- Author(s): Mahajan, Vinit B.;
- Vallone, John G.;
- Lin, Jonathan H.;
- Mullins, Robert F.;
- Ko, Audrey C.;
- Folk, James C.;
- Stone, Edwin M.
- et al.
Autosomal dominant neovascular inflammatory vitreoretinopathy (ADNIV) is a familial blinding disease of unknown pathophysiology. The eyes and sera from patients with ADNIV were studied to understand the immune response in this condition.Methods
The clinical case of an ADNIV patient was reviewed. Eye specimens from two donors with ADNIV were examined with a panel of standard histopathological stains and immunohistochemical markers. These findings were compared to specimens of noninflammatory eye disease. Sera from twelve patients were also tested against retinal protein western blots for the presence of autoretinal antibodies.Results
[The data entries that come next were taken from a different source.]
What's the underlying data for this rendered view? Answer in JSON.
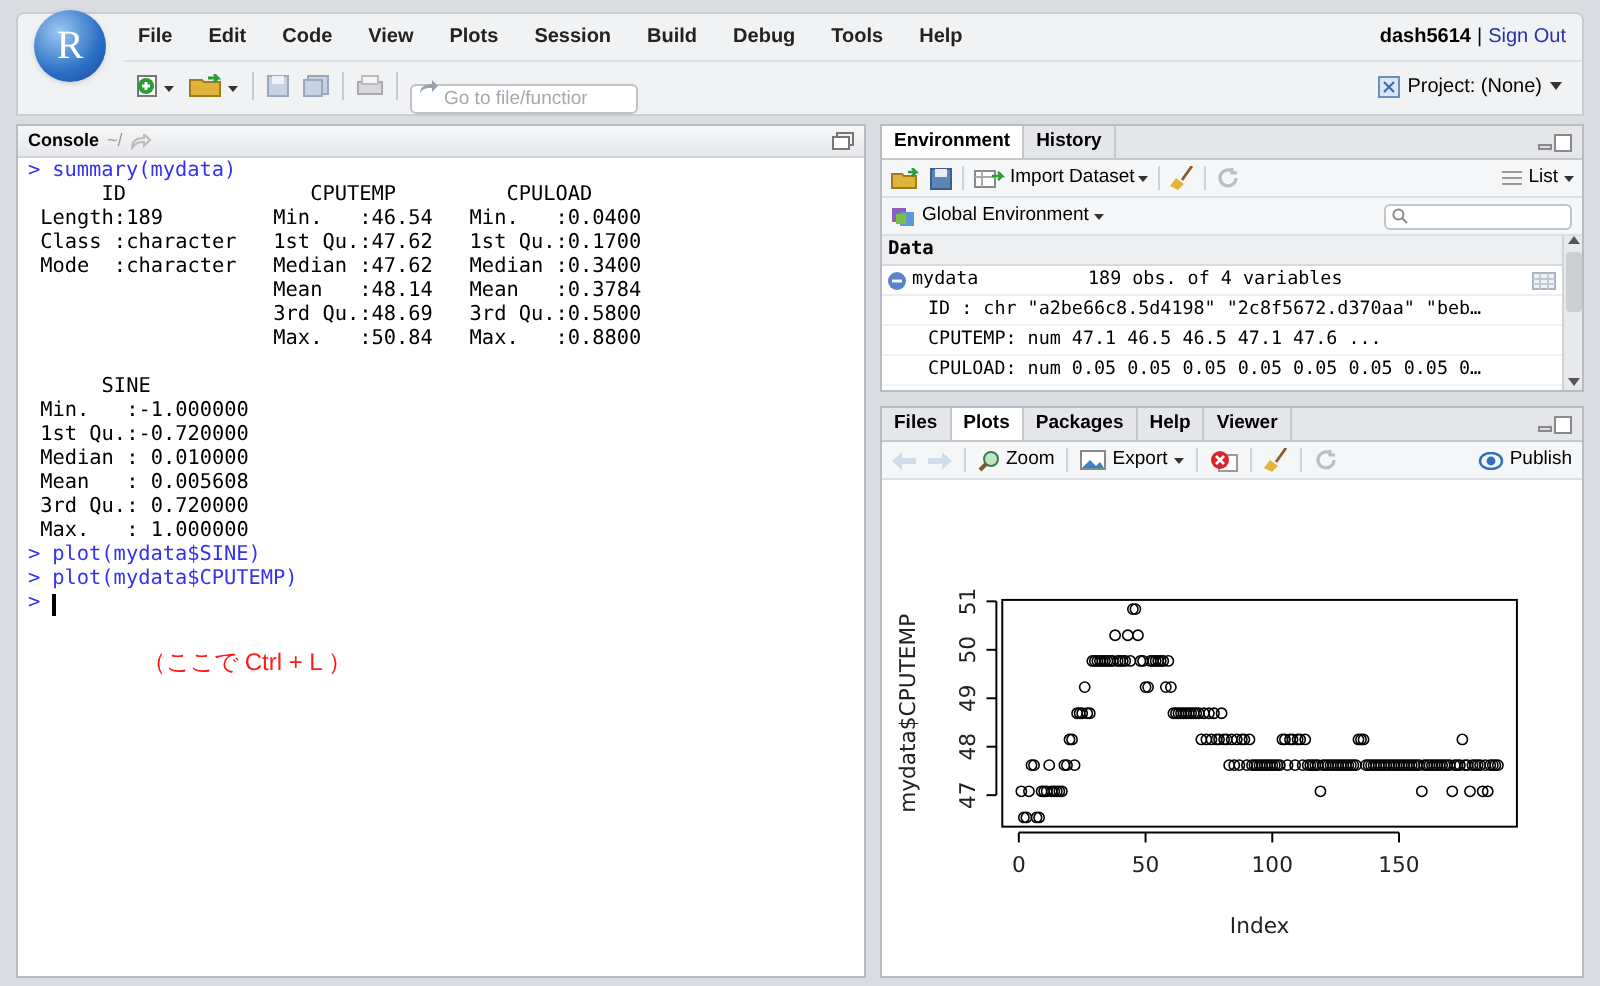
{
  "header": {
    "logo": "R",
    "menu": [
      "File",
      "Edit",
      "Code",
      "View",
      "Plots",
      "Session",
      "Build",
      "Debug",
      "Tools",
      "Help"
    ],
    "user": "dash5614",
    "separator": "|",
    "sign_out": "Sign Out",
    "goto_field": {
      "placeholder": "Go to file/functior"
    },
    "project": "Project: (None)"
  },
  "console": {
    "title": "Console",
    "path": "~/",
    "entries": [
      {
        "kind": "input",
        "prompt": ">",
        "text": "summary(mydata)"
      },
      {
        "kind": "output",
        "lines": [
          "      ID               CPUTEMP         CPULOAD",
          " Length:189         Min.   :46.54   Min.   :0.0400",
          " Class :character   1st Qu.:47.62   1st Qu.:0.1700",
          " Mode  :character   Median :47.62   Median :0.3400",
          "                    Mean   :48.14   Mean   :0.3784",
          "                    3rd Qu.:48.69   3rd Qu.:0.5800",
          "                    Max.   :50.84   Max.   :0.8800"
        ]
      },
      {
        "kind": "output",
        "lines": [
          "      SINE",
          " Min.   :-1.000000",
          " 1st Qu.:-0.720000",
          " Median : 0.010000",
          " Mean   : 0.005608",
          " 3rd Qu.: 0.720000",
          " Max.   : 1.000000"
        ]
      },
      {
        "kind": "input",
        "prompt": ">",
        "text": "plot(mydata$SINE)"
      },
      {
        "kind": "input",
        "prompt": ">",
        "text": "plot(mydata$CPUTEMP)"
      },
      {
        "kind": "prompt",
        "prompt": ">"
      }
    ],
    "annotation": "（ここで Ctrl + L ）"
  },
  "environment": {
    "tabs": [
      {
        "label": "Environment",
        "selected": true
      },
      {
        "label": "History",
        "selected": false
      }
    ],
    "import_button": "Import Dataset",
    "view_menu": "List",
    "scope": "Global Environment",
    "section": "Data",
    "objects": [
      {
        "name": "mydata",
        "value": "189 obs. of 4 variables",
        "expanded": true,
        "children": [
          "ID : chr \"a2be66c8.5d4198\" \"2c8f5672.d370aa\" \"beb…",
          "CPUTEMP: num 47.1 46.5 46.5 47.1 47.6 ...",
          "CPULOAD: num 0.05 0.05 0.05 0.05 0.05 0.05 0.05 0…"
        ]
      }
    ]
  },
  "plots": {
    "tabs": [
      {
        "label": "Files",
        "selected": false
      },
      {
        "label": "Plots",
        "selected": true
      },
      {
        "label": "Packages",
        "selected": false
      },
      {
        "label": "Help",
        "selected": false
      },
      {
        "label": "Viewer",
        "selected": false
      }
    ],
    "zoom_button": "Zoom",
    "export_button": "Export",
    "publish_button": "Publish",
    "chart_data": {
      "type": "scatter",
      "xlabel": "Index",
      "ylabel": "mydata$CPUTEMP",
      "xlim": [
        -6.52,
        196.52
      ],
      "ylim": [
        46.35,
        51.03
      ],
      "xticks": [
        0,
        50,
        100,
        150
      ],
      "yticks": [
        47,
        48,
        49,
        50,
        51
      ],
      "x": [
        1,
        2,
        3,
        4,
        5,
        6,
        7,
        8,
        9,
        10,
        11,
        12,
        13,
        14,
        15,
        16,
        17,
        18,
        19,
        20,
        21,
        22,
        23,
        24,
        25,
        26,
        27,
        28,
        29,
        30,
        31,
        32,
        33,
        34,
        35,
        36,
        37,
        38,
        39,
        40,
        41,
        42,
        43,
        44,
        45,
        46,
        47,
        48,
        49,
        50,
        51,
        52,
        53,
        54,
        55,
        56,
        57,
        58,
        59,
        60,
        61,
        62,
        63,
        64,
        65,
        66,
        67,
        68,
        69,
        70,
        71,
        72,
        73,
        74,
        75,
        76,
        77,
        78,
        79,
        80,
        81,
        82,
        83,
        84,
        85,
        86,
        87,
        88,
        89,
        90,
        91,
        92,
        93,
        94,
        95,
        96,
        97,
        98,
        99,
        100,
        101,
        102,
        103,
        104,
        105,
        106,
        107,
        108,
        109,
        110,
        111,
        112,
        113,
        114,
        115,
        116,
        117,
        118,
        119,
        120,
        121,
        122,
        123,
        124,
        125,
        126,
        127,
        128,
        129,
        130,
        131,
        132,
        133,
        134,
        135,
        136,
        137,
        138,
        139,
        140,
        141,
        142,
        143,
        144,
        145,
        146,
        147,
        148,
        149,
        150,
        151,
        152,
        153,
        154,
        155,
        156,
        157,
        158,
        159,
        160,
        161,
        162,
        163,
        164,
        165,
        166,
        167,
        168,
        169,
        170,
        171,
        172,
        173,
        174,
        175,
        176,
        177,
        178,
        179,
        180,
        181,
        182,
        183,
        184,
        185,
        186,
        187,
        188,
        189
      ],
      "series": [
        {
          "color": "#000000",
          "values": [
            47.08,
            46.54,
            46.54,
            47.08,
            47.62,
            47.62,
            46.54,
            46.54,
            47.08,
            47.08,
            47.08,
            47.62,
            47.08,
            47.08,
            47.08,
            47.08,
            47.08,
            47.62,
            47.62,
            48.15,
            48.15,
            47.62,
            48.69,
            48.69,
            48.69,
            49.23,
            48.69,
            48.69,
            49.77,
            49.77,
            49.77,
            49.77,
            49.77,
            49.77,
            49.77,
            49.77,
            49.77,
            50.3,
            49.77,
            49.77,
            49.77,
            49.77,
            50.3,
            49.77,
            50.84,
            50.84,
            50.3,
            49.77,
            49.77,
            49.23,
            49.23,
            49.77,
            49.77,
            49.77,
            49.77,
            49.77,
            49.77,
            49.23,
            49.77,
            49.23,
            48.69,
            48.69,
            48.69,
            48.69,
            48.69,
            48.69,
            48.69,
            48.69,
            48.69,
            48.69,
            48.69,
            48.15,
            48.69,
            48.15,
            48.69,
            48.15,
            48.69,
            48.15,
            48.15,
            48.69,
            48.15,
            48.15,
            47.62,
            48.15,
            47.62,
            48.15,
            47.62,
            48.15,
            48.15,
            47.62,
            48.15,
            47.62,
            47.62,
            47.62,
            47.62,
            47.62,
            47.62,
            47.62,
            47.62,
            47.62,
            47.62,
            47.62,
            47.62,
            48.15,
            48.15,
            47.62,
            48.15,
            48.15,
            47.62,
            48.15,
            48.15,
            47.62,
            48.15,
            47.62,
            47.62,
            47.62,
            47.62,
            47.62,
            47.08,
            47.62,
            47.62,
            47.62,
            47.62,
            47.62,
            47.62,
            47.62,
            47.62,
            47.62,
            47.62,
            47.62,
            47.62,
            47.62,
            47.62,
            48.15,
            48.15,
            48.15,
            47.62,
            47.62,
            47.62,
            47.62,
            47.62,
            47.62,
            47.62,
            47.62,
            47.62,
            47.62,
            47.62,
            47.62,
            47.62,
            47.62,
            47.62,
            47.62,
            47.62,
            47.62,
            47.62,
            47.62,
            47.62,
            47.62,
            47.08,
            47.62,
            47.62,
            47.62,
            47.62,
            47.62,
            47.62,
            47.62,
            47.62,
            47.62,
            47.62,
            47.62,
            47.08,
            47.62,
            47.62,
            47.62,
            48.15,
            47.62,
            47.62,
            47.08,
            47.62,
            47.62,
            47.62,
            47.62,
            47.08,
            47.62,
            47.08,
            47.62,
            47.62,
            47.62,
            47.62
          ]
        }
      ]
    }
  }
}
Each of the ADNIV and control eyes showed degenerative features of phthisis bulbi. Immunohistological stains revealed a supraciliary T-cell infiltrate in ADNIV eyes composed of cluster of differentiation-4 (CD4) positive and cluster of differentiation-8 (CD8)-positive cells. No immunoglobulin or B cells were detected in these eyes. Inflammatory cells were absent from the control eyes. No specific autoretinal antibodies were detected in ADNIV sera.Conclusions
Aberrant T-cell-mediated processes may underlie ADNIV, and therapeutics directed at T cells may better manage inflammation in these patients. Genes related to T-cell function are high priority screening candidates.